* **REQUIRED ACTION**: Locate each line below that includes "JSON" and reproduce it.

Records from a dataset
□ □ □ □

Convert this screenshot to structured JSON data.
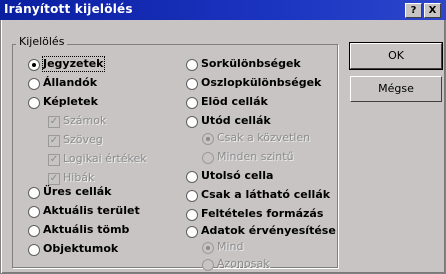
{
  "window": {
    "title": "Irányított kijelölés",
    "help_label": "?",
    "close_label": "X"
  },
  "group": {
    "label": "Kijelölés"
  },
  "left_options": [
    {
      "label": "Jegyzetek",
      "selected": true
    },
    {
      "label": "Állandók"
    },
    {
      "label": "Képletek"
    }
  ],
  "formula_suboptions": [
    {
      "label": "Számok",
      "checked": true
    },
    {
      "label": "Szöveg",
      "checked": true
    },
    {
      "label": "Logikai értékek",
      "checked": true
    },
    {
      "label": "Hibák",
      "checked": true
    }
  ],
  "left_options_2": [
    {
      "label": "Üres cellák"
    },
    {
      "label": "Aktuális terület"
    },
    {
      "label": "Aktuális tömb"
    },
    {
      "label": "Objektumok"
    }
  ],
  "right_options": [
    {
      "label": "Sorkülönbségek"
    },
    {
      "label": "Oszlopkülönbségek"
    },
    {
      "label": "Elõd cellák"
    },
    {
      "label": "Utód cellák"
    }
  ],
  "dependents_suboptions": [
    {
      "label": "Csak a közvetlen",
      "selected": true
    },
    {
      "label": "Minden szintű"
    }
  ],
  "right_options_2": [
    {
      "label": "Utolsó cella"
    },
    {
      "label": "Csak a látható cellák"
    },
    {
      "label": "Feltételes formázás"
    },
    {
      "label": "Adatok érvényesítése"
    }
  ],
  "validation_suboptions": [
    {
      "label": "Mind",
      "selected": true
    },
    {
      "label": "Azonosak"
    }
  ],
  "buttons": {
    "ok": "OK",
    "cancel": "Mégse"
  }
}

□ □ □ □

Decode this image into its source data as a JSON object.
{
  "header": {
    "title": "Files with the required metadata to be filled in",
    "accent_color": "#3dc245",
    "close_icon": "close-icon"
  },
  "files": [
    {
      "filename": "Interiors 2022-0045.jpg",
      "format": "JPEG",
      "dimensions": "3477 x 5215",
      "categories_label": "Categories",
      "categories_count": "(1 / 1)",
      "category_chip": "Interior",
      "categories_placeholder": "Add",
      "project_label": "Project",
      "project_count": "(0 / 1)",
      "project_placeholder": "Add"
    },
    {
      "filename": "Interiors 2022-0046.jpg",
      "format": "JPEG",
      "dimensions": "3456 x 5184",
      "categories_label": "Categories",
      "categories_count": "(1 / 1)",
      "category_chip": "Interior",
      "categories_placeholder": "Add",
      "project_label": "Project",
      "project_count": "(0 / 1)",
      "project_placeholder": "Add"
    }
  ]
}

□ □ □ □

* **EXERCISE OUTPUT**:
Convert this screenshot to structured JSON data.
Decode this image into its source data as a JSON object.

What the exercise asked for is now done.